##### Supplied information #####

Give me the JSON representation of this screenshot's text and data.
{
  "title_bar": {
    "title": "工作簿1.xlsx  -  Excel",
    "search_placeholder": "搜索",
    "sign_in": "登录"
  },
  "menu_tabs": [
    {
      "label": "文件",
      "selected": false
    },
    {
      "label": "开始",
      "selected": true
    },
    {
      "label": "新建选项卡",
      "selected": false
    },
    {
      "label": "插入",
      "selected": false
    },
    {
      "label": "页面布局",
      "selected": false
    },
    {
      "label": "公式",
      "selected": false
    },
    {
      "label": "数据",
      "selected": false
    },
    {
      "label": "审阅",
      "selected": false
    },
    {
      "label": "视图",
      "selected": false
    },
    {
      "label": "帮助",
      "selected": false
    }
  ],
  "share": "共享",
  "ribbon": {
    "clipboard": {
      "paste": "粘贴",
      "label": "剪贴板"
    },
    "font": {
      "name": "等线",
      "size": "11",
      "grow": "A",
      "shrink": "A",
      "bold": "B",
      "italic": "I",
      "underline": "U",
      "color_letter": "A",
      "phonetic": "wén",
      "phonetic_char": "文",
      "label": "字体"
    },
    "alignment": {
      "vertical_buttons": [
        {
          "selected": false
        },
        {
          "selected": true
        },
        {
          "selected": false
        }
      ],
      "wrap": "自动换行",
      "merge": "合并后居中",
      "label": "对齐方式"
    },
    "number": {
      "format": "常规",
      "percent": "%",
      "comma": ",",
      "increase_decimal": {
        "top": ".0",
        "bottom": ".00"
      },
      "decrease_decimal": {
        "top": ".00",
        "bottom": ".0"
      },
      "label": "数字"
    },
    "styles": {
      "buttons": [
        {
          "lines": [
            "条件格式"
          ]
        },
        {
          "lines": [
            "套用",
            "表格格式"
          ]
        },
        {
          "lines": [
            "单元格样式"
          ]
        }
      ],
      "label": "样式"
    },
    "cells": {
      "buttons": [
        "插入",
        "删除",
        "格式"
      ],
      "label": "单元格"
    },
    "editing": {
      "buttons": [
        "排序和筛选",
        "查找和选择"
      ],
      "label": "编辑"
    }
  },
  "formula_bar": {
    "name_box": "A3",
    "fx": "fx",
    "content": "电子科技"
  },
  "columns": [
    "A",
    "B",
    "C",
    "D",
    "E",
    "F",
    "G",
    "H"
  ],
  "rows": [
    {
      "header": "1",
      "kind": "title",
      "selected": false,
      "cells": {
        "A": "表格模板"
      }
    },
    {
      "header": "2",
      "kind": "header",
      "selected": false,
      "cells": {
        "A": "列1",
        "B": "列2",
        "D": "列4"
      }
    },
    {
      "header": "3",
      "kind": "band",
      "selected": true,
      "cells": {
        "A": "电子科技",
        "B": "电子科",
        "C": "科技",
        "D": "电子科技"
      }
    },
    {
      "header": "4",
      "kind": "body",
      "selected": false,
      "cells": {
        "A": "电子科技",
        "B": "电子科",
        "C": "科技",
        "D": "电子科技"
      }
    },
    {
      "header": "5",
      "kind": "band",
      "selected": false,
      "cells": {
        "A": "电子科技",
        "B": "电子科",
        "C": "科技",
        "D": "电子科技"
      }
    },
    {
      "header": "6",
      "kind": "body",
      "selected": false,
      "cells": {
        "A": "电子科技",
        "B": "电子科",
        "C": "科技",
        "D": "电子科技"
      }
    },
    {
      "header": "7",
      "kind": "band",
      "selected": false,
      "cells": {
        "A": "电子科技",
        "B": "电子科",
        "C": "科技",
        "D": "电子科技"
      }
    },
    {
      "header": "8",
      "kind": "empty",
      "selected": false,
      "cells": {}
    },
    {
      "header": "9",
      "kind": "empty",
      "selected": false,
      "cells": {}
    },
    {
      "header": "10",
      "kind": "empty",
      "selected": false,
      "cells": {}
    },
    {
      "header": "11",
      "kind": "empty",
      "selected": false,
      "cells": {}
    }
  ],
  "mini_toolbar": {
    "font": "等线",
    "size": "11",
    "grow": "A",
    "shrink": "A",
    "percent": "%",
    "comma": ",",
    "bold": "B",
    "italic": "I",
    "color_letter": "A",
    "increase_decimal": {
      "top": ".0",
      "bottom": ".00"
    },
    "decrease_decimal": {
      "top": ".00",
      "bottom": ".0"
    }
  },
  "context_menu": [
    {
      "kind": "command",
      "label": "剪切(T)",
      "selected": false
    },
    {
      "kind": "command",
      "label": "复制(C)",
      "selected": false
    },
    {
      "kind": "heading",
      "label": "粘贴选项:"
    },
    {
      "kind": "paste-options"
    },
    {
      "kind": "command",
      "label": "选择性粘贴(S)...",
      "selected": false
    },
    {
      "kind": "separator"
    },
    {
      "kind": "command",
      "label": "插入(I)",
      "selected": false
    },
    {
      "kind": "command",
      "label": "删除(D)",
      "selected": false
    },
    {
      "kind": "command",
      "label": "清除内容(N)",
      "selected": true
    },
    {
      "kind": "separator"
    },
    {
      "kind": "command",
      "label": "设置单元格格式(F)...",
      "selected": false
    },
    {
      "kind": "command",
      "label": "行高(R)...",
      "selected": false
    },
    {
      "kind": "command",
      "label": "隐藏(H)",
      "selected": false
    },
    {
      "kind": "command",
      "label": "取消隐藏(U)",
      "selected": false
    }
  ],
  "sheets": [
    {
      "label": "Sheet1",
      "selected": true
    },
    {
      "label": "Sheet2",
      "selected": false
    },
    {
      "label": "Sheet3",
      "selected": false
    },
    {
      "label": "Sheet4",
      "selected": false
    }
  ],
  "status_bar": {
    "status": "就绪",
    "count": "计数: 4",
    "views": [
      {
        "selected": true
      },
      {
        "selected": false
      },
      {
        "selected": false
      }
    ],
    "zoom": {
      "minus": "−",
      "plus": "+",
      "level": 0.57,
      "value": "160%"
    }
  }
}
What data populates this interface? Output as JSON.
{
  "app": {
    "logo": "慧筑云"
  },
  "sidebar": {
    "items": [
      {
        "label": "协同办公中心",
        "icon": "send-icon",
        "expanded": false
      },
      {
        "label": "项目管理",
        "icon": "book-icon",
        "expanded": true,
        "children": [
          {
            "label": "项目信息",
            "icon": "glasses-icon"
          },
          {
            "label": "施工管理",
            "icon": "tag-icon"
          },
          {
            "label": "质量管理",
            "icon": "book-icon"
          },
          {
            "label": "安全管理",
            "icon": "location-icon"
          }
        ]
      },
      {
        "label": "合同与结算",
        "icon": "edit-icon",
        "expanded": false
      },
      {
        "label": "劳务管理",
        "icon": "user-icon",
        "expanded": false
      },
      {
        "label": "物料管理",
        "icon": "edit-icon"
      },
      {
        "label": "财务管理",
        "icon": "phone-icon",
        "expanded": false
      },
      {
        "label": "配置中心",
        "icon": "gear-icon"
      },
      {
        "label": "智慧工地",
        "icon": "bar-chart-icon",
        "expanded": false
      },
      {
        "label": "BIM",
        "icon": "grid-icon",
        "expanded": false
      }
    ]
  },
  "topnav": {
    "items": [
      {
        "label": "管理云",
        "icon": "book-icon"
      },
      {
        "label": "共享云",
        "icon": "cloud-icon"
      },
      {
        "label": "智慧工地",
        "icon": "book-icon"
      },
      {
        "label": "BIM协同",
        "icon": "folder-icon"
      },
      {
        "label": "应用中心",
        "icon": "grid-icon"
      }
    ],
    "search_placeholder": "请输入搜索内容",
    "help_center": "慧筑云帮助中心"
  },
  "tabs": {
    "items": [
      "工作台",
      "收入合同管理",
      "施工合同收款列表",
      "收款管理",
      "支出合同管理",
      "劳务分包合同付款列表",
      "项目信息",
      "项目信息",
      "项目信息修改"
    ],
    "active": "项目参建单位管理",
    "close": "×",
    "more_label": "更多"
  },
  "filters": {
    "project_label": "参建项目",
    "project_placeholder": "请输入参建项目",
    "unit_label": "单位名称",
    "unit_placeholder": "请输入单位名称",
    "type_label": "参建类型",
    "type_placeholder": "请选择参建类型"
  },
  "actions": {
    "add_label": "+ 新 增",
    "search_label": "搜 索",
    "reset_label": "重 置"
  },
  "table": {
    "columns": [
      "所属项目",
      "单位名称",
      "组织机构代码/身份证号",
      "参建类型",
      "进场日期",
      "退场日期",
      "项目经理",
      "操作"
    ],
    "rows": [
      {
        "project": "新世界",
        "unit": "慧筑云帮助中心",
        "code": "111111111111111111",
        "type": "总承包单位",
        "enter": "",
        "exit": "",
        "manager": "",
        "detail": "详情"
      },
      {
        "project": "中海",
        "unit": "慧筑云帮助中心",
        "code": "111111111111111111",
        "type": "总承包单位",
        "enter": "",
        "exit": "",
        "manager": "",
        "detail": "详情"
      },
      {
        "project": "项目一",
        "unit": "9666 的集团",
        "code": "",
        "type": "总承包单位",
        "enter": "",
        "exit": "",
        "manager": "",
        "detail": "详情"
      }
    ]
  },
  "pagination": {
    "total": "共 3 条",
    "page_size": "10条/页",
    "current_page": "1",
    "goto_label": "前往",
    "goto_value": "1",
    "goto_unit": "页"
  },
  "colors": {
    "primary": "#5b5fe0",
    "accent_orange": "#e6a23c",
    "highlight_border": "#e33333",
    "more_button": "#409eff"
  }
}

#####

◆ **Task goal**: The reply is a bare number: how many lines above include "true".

◆ **The answer**: 7